Repeat the records below word for word.
____________________
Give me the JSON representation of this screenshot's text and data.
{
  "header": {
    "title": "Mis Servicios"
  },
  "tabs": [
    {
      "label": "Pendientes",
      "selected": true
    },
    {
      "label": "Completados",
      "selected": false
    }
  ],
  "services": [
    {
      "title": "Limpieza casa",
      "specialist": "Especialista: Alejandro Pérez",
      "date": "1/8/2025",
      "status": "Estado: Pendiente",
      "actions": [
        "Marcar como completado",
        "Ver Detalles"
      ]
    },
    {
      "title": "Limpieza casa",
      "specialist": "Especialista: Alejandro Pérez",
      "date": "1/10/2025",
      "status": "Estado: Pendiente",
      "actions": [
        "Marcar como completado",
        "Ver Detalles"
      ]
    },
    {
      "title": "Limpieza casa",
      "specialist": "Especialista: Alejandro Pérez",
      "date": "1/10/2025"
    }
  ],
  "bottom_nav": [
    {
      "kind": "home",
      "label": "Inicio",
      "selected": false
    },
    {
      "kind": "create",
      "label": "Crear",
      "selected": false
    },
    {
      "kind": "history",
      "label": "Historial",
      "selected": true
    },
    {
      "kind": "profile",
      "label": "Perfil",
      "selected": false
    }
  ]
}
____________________
SOLUTION TO THE EXERCISE =
Give me the JSON representation of this screenshot's text and data.
{
  "header": {
    "title": "Mis Servicios"
  },
  "tabs": [
    {
      "label": "Pendientes",
      "selected": true
    },
    {
      "label": "Completados",
      "selected": false
    }
  ],
  "services": [
    {
      "title": "Limpieza casa",
      "specialist": "Especialista: Alejandro Pérez",
      "date": "1/8/2025",
      "status": "Estado: Pendiente",
      "actions": [
        "Marcar como completado",
        "Ver Detalles"
      ]
    },
    {
      "title": "Limpieza casa",
      "specialist": "Especialista: Alejandro Pérez",
      "date": "1/10/2025",
      "status": "Estado: Pendiente",
      "actions": [
        "Marcar como completado",
        "Ver Detalles"
      ]
    },
    {
      "title": "Limpieza casa",
      "specialist": "Especialista: Alejandro Pérez",
      "date": "1/10/2025"
    }
  ],
  "bottom_nav": [
    {
      "kind": "home",
      "label": "Inicio",
      "selected": false
    },
    {
      "kind": "create",
      "label": "Crear",
      "selected": false
    },
    {
      "kind": "history",
      "label": "Historial",
      "selected": true
    },
    {
      "kind": "profile",
      "label": "Perfil",
      "selected": false
    }
  ]
}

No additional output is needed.